:: Dataset ::
══════════════════════════════

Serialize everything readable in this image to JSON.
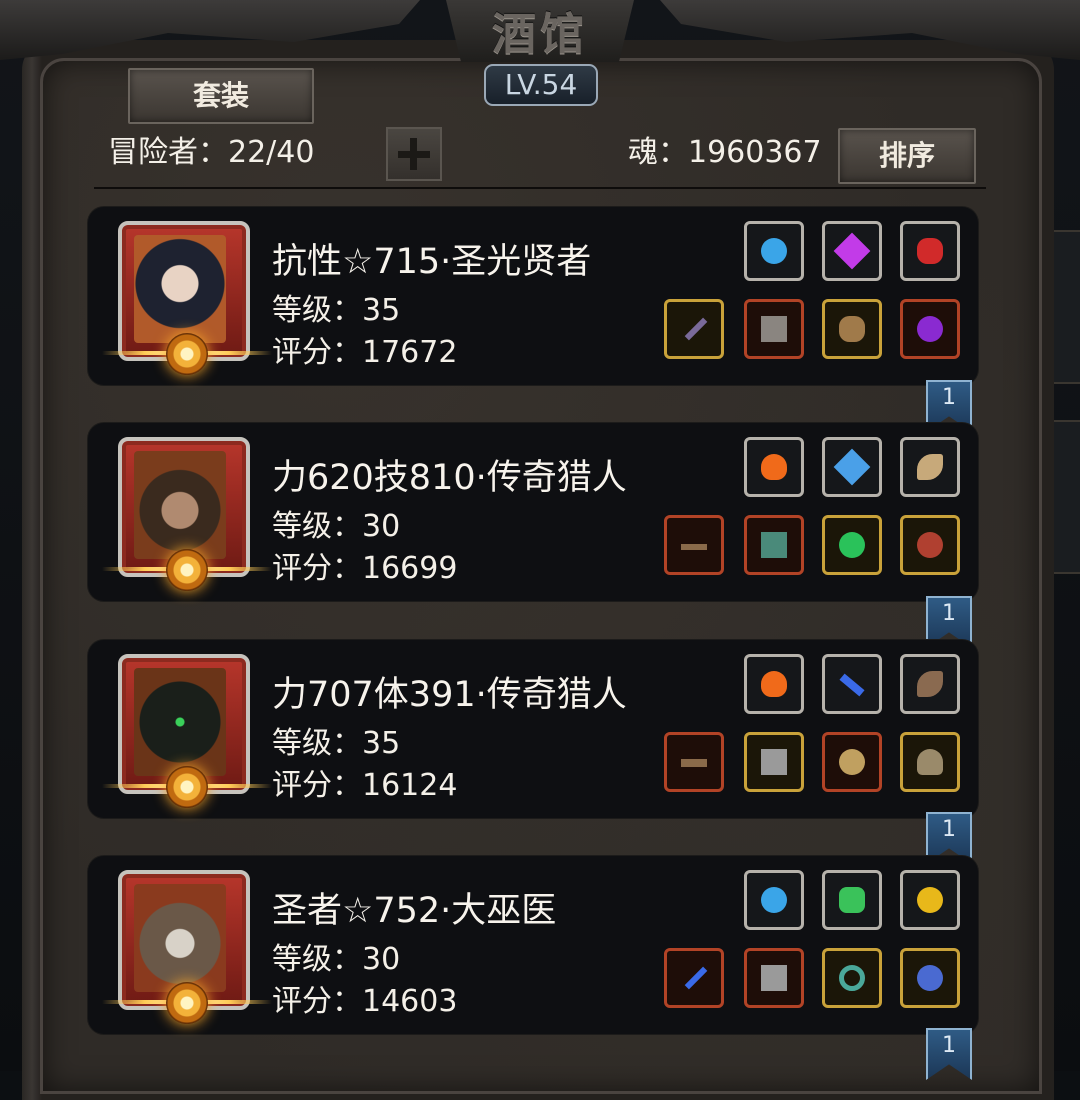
{
  "header": {
    "title": "酒馆",
    "level": "LV.54",
    "set_button": "套装",
    "adventurers": "冒险者：22/40",
    "soul": "魂：1960367",
    "sort_button": "排序"
  },
  "heroes": [
    {
      "name": "抗性☆715·圣光贤者",
      "level": "等级：35",
      "score": "评分：17672",
      "bookmark": "1",
      "equipment_top": [
        {
          "icon": "blue-orb-icon",
          "color": "#3aa5e8"
        },
        {
          "icon": "purple-crystal-icon",
          "color": "#c23be8"
        },
        {
          "icon": "red-gem-icon",
          "color": "#d12a2a"
        }
      ],
      "equipment_bottom": [
        {
          "icon": "mace-icon",
          "color": "#7a6a9a"
        },
        {
          "icon": "robe-icon",
          "color": "#8a8580"
        },
        {
          "icon": "mask-icon",
          "color": "#a07a4a"
        },
        {
          "icon": "pendant-icon",
          "color": "#8a2ad1"
        }
      ]
    },
    {
      "name": "力620技810·传奇猎人",
      "level": "等级：30",
      "score": "评分：16699",
      "bookmark": "1",
      "equipment_top": [
        {
          "icon": "fire-icon",
          "color": "#f06a1a"
        },
        {
          "icon": "blue-pendant-icon",
          "color": "#4aa0e8"
        },
        {
          "icon": "horn-icon",
          "color": "#c7a97a"
        }
      ],
      "equipment_bottom": [
        {
          "icon": "musket-icon",
          "color": "#8a6a4a"
        },
        {
          "icon": "armor-icon",
          "color": "#4a8a7a"
        },
        {
          "icon": "green-charm-icon",
          "color": "#2ac25a"
        },
        {
          "icon": "skull-icon",
          "color": "#b04030"
        }
      ]
    },
    {
      "name": "力707体391·传奇猎人",
      "level": "等级：35",
      "score": "评分：16124",
      "bookmark": "1",
      "equipment_top": [
        {
          "icon": "fire-icon",
          "color": "#f06a1a"
        },
        {
          "icon": "blue-feather-icon",
          "color": "#3a6ae8"
        },
        {
          "icon": "horn-icon",
          "color": "#8a6a50"
        }
      ],
      "equipment_bottom": [
        {
          "icon": "pistol-icon",
          "color": "#8a6a4a"
        },
        {
          "icon": "armor-icon",
          "color": "#9a9a9a"
        },
        {
          "icon": "medal-icon",
          "color": "#c0a060"
        },
        {
          "icon": "helmet-icon",
          "color": "#9a8a6a"
        }
      ]
    },
    {
      "name": "圣者☆752·大巫医",
      "level": "等级：30",
      "score": "评分：14603",
      "bookmark": "1",
      "equipment_top": [
        {
          "icon": "blue-orb-icon",
          "color": "#3aa5e8"
        },
        {
          "icon": "lantern-icon",
          "color": "#3ac25a"
        },
        {
          "icon": "golden-apple-icon",
          "color": "#e8b81a"
        }
      ],
      "equipment_bottom": [
        {
          "icon": "staff-icon",
          "color": "#3a6ae8"
        },
        {
          "icon": "armor-icon",
          "color": "#9a9a9a"
        },
        {
          "icon": "ring-icon",
          "color": "#4aa89a"
        },
        {
          "icon": "pendant-icon",
          "color": "#4a6ad1"
        }
      ]
    }
  ]
}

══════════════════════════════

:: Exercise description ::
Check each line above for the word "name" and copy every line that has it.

:: Task result ::
      "name": "抗性☆715·圣光贤者",
      "name": "力620技810·传奇猎人",
      "name": "力707体391·传奇猎人",
      "name": "圣者☆752·大巫医",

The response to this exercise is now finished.